DiveBar’s pilot ROOT project brought together disabled veterans, DiveBar attorneys and marine scientists to support NSU’s Coral Nursery Initiative
FORT LAUDERDALE, FL – In late June, DiveBar’s pilot ROOT project culminated under the sea with some remarkably heroic scuba divers—military veterans with service-related disabilities. ROOT—Restoring Our Oceans Together—pairs up specially-trained divers with wounded military veterans, some of whom are paraplegics or who have had limbs amputated in combat. The project, which is a collaboration between DiveBar, Diveheart and Nova Southeastern University’s Coral Nursery Initiative (NSU CNI), is designed to enhance the lives of veterans with disabilities through scuba and to give them a new mission—reef conservation.
Preparation for the June ROOT dive began months ago with specialized training. Throughout spring, DiveBar lawyers trained with Diveheart to become certified adaptive dive buddies. Because the disabled veterans may require some assistance, the adaptive dive buddies were specially trained to address any of the veterans’ special needs. On June 24, the teams embarked on a two-dive trip. On the first dive they transplanted corals and performed maintenance at the offshore nursery belonging to NSU’s Coral Nursery Initiative. Afterwards, the dive teams visited DiveBar Reef: a dive site where DiveBar lawyers and NSU’s scientists outplanted approximately 1500 staghorn corals over the past two years. The site, which originally was a nearly barren patch of ocean floor, now resembles a young reef drawing in new fish life. While there the team assessed the condition of the reef and outplanted corals.
Michael R. Kaufman, Esq., a DiveBar board member and certified Diveheart adaptive scuba instructor, helped train the adaptive dive buddies and the veterans. “The veterans were disabled during their military service to protect our country. Now we’ve given them a new mission—to restore our oceans,” said Kaufman.

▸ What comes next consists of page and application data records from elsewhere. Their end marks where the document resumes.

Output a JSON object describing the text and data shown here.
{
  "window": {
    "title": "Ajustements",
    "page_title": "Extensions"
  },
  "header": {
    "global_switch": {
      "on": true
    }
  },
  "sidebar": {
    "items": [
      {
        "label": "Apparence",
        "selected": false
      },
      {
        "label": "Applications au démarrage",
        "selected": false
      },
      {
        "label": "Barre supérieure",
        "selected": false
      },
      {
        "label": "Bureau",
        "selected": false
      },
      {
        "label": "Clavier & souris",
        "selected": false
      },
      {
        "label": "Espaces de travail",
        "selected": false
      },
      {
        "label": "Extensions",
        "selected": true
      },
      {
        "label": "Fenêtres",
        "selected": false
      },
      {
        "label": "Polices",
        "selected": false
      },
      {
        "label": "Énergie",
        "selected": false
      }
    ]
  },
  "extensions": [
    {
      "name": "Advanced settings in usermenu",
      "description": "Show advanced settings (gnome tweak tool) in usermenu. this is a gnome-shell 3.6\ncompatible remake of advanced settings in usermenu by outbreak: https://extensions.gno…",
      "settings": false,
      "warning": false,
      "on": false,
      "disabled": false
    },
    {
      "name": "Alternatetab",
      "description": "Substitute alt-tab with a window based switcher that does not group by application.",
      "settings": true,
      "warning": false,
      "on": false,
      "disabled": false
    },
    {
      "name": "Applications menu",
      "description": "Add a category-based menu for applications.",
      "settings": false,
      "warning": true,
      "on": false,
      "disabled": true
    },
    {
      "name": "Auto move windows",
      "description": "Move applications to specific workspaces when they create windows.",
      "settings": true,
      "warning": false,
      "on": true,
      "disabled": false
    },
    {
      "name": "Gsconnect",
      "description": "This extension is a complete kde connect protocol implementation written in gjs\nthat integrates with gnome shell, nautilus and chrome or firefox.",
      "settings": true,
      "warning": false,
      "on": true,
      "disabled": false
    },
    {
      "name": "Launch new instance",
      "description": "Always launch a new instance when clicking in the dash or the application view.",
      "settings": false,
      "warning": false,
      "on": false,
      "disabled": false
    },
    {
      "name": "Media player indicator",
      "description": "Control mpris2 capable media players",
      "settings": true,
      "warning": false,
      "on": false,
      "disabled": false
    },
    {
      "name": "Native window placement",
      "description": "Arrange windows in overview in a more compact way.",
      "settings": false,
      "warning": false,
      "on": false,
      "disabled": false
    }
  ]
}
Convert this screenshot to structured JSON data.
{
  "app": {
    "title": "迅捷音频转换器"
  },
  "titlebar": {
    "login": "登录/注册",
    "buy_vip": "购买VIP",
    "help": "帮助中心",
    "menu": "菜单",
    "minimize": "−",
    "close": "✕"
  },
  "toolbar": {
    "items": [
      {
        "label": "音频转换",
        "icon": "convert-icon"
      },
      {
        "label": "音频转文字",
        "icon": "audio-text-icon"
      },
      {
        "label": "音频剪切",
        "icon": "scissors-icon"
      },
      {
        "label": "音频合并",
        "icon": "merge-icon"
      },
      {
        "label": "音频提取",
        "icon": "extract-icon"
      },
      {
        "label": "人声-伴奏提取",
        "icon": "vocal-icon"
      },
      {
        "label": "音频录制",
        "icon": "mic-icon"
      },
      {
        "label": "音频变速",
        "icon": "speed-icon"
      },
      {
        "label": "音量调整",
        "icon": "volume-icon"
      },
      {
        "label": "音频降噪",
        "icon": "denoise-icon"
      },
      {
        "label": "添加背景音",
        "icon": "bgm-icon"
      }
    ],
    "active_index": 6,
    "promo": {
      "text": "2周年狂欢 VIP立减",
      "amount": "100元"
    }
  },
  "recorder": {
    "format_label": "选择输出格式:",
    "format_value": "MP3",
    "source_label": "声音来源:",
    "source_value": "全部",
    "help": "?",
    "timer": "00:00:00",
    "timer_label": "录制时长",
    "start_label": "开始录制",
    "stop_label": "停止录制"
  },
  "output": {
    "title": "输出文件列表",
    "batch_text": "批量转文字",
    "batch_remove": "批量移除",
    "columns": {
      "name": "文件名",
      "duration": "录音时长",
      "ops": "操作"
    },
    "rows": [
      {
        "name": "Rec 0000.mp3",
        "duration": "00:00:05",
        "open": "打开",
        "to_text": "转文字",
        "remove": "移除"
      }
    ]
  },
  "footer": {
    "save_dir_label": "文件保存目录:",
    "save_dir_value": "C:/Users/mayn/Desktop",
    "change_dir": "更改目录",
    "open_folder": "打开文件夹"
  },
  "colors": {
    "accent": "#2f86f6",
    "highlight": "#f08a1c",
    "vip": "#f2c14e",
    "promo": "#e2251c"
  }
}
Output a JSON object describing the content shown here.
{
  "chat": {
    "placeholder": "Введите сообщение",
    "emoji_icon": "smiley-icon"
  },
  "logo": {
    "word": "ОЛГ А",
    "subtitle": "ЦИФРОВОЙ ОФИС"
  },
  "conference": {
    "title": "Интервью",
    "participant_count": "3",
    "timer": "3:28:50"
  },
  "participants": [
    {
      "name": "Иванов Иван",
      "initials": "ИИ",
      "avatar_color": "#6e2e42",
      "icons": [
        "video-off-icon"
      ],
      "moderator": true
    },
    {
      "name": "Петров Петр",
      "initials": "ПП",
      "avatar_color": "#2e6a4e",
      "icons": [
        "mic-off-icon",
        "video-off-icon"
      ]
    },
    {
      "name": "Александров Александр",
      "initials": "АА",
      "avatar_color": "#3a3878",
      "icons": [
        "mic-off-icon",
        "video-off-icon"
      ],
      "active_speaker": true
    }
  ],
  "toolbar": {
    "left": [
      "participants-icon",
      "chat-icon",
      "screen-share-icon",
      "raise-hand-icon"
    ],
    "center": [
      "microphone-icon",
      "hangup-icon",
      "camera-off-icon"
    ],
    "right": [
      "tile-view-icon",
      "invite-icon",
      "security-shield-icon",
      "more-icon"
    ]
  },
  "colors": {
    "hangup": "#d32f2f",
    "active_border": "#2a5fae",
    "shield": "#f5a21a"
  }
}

“The dive was a huge success,” noted Alina O’Connor, president of DiveBar, who was one of the adaptive dive buddies. “The military divers, despite their physical impairments, successfully transplanted several corals. The experience gave them a real sense of accomplishment and a new perspective on their abilities.”
As part of DiveBar’s broader “Putting Something Back Scuba Style” program, DiveBar created, coordinated, and provided the majority of the funding for, the ROOT pilot project and its organizers are now working to raise awareness and garner support so the program can continue.
“ROOT empowers wounded veterans to explore the world beyond their wheelchairs or the limits of their disabilities,” said Robert W. Kelley, Esq., co-founder of DiveBar and managing partner with law firm Kelley/Uustal. “They’re not just restoring corals to the ocean floor; they’re restoring a level of freedom to their lives.”
Now in its fourth year, DiveBar has continued its tradition of promoting scuba-related philanthropic projects. DiveBar has a history of supporting adaptive diving and coral restoration. ROOT is a natural outgrowth of those efforts; it combines those experiences while also serving American Heroes.
DiveBar is a 501(c)(3) nonprofit voluntary bar association composed of legal professionals that promotes education and awareness about coral reefs and the marine environment through scuba diving, philanthropic activities, professional networking and learning experiences. Divers and non-divers alike are welcome to join. Learn more at www.TheDiveBar.org.
Diveheart was started in 2001 and is a 501(c)(3) non-profit organization. The goal of the program is to help people of all ages with disabilities realize their capabilities and overcome any obstacles they may face. “We are all equals underwater.” said Jim Elliot, President and Founder of Diveheart who also participated in the June 24 dive. Learn more at www.Diveheart.org.
About Nova Southeastern University’s Coral Nursery Initiative
The NSU Coral Nursery Initiative (CNI) is a hallmark research project of the Nova Southeastern University Halmos College of Natural Sciences and Oceanography. Located off the coast of Broward County Florida, the CNI offers hope for recovery of the threatened staghorn coral species, Acropora cervicornis, and for coral reef restoration.